Sierra Leone and the IMF
The IMF's Poverty Reduction and Growth Facility (PRGF) -- A Factsheet
IMF Completes Review Under Sierra Leone's PRGF Arrangement and Approves US$12 Million Disbursement
The Executive Board of the International Monetary Fund (IMF) completed the first review of Sierra Leone's performance under the three-year Poverty Reduction and Growth Facility (PRGF) arrangement.1 As a result, Sierra Leone will be able to draw up to SDR 9.33 million (about US$12 million) immediately.
Sierra Leone's arrangement was approved on September 26, 2001 (see Press Release No. 01/39), for SDR 130.84 million (about US$164 million). So far, Sierra Leone has drawn SDR 46.84 million (about US$59 million) under the arrangement.
After the Executive Board's discussion on Sierra Leone, Eduardo Aninat, Deputy Managing Director and Acting chairman, stated:
"Sierra Leone has made remarkable progress in advancing the peace process during 2001. As a result, the demobilization of ex-combatants was completed in early January 2002. The improved security situation has permitted greater freedom of movement around the country, allowed displaced persons to return to their communities and also increased confidence and supported the resurgence in economic activity. Real GDP is estimated to have risen by 5.4 percent in 2001, reflecting a broad-based recovery across many sectors. The average annual rate of inflation was sharply reduced to about 3 percent.

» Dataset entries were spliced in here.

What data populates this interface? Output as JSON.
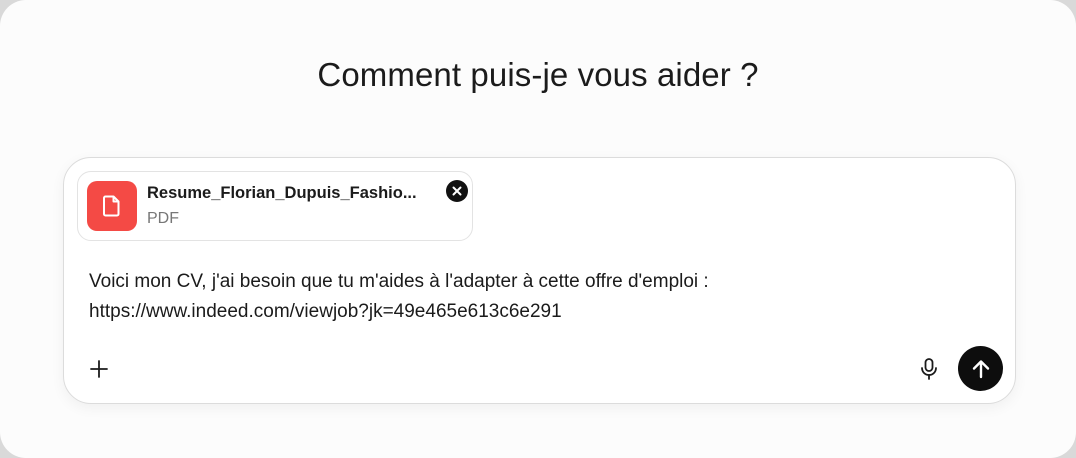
{
  "heading": "Comment puis-je vous aider ?",
  "attachment": {
    "file_name": "Resume_Florian_Dupuis_Fashio...",
    "file_type": "PDF",
    "icon": "document-icon",
    "icon_color": "#f44a45",
    "remove_icon": "close-circle-icon"
  },
  "composer": {
    "message_line_1": "Voici mon CV, j'ai besoin que tu m'aides à l'adapter à cette offre d'emploi :",
    "message_line_2": "https://www.indeed.com/viewjob?jk=49e465e613c6e291",
    "add_icon": "plus-icon",
    "mic_icon": "microphone-icon",
    "send_icon": "arrow-up-icon",
    "send_color": "#0d0d0d"
  }
}
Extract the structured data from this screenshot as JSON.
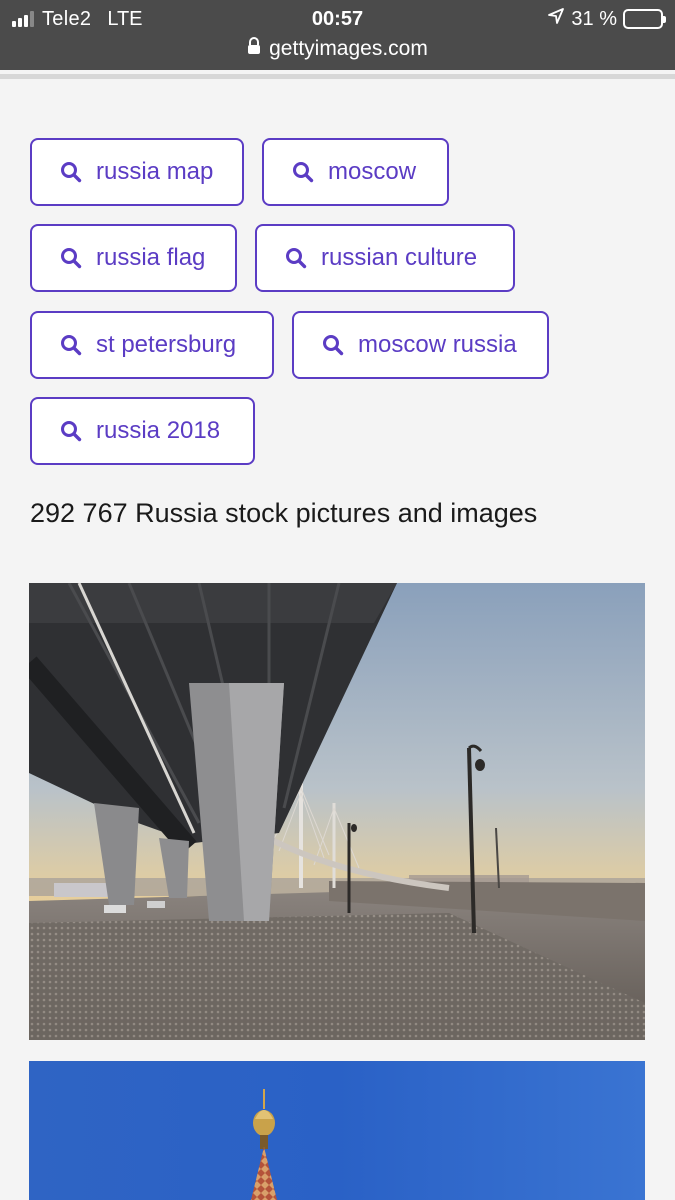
{
  "status_bar": {
    "carrier": "Tele2",
    "network": "LTE",
    "time": "00:57",
    "battery_text": "31 %",
    "battery_level": 0.31,
    "battery_color": "#f5d033"
  },
  "address_bar": {
    "url": "gettyimages.com",
    "lock_icon": "lock-icon"
  },
  "related_searches": [
    {
      "label": "russia map",
      "icon": "search-icon"
    },
    {
      "label": "moscow",
      "icon": "search-icon"
    },
    {
      "label": "russia flag",
      "icon": "search-icon"
    },
    {
      "label": "russian culture",
      "icon": "search-icon"
    },
    {
      "label": "st petersburg",
      "icon": "search-icon"
    },
    {
      "label": "moscow russia",
      "icon": "search-icon"
    },
    {
      "label": "russia 2018",
      "icon": "search-icon"
    }
  ],
  "results": {
    "title": "292 767 Russia stock pictures and images"
  },
  "colors": {
    "accent": "#5b3cc4",
    "background": "#f4f4f4",
    "topbar": "#4b4b4b"
  }
}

"Performance under the program supported under the PRGF (July 2001-June 2002) remains broadly on track. All quantitative and structural performance criteria relating to end-September 2001 were observed, except for the one relating to the limit on net bank credit to the government, which was not met- but for which a waiver was granted. Failure to meet that performance criterion was due to a delay in the disbursement of external budgetary aid, which caused the authorities to resort to increased domestic financing. Progress in implementing structural reforms was mixed; some measures were only partially carried out, while implementation of some key reforms, notably in the civil service, experienced significant delays.
"For 2002, the program aims at a growth rate of 6-7 percent, an average inflation rate under 5 percent and gross external reserves of the Bank of Sierra Leone equivalent to about 1.9 months of import cover. The budget for 2002 reflects the projected satisfactory growth in domestic revenue together with a significant increase in expenditures, particularly capital and reconstruction, and rehabilitation and poverty reduction outlays financed by external aid. Fiscal discipline will need to be strengthened during 2002, in light of the strong pressures to spend in the context of the government resumption of services in, and full control over, former rebel-held areas; the requirements for resettling displaced persons; pressure for increased security expenditures; and potential demands for extra-budgetary expenditure in the run-up to the elections.
"Structural reforms have been strengthened in 2002 by the creation of road maps for reform in the fiscal and financial sectors, and by intensifying other reforms, including in the civil service, public expenditure management, and public enterprise sector.
"The final decision on Sierra Leone's debt relief under the HIPC Initiative will be taken by the Executive Boards of the World Bank Group's International Development Association (IDA) and the Fund following IDA's deliberations later this month," Mr. Aninat said.
1 It is intended that PRGF-supported programs will in time be based on country-owned poverty reduction strategies adopted in a participatory process involving civil society and development partners and articulated in a Poverty Reduction Strategy Paper (PRSP). This is intended to ensure that each PRGF-supported program is consistent with a comprehensive framework for macroeconomic, structural, and social policies to foster growth and reduce poverty. In the case of Sierra Leone, a full PRSP, prepared through an extensive participatory approach, is expected to be completed in 2003. PRGF loans carry an annual interest rate of 0.5 percent and are repayable over 10 years with a 5 ½-year grace period on principal payments.
IMF EXTERNAL RELATIONS DEPARTMENT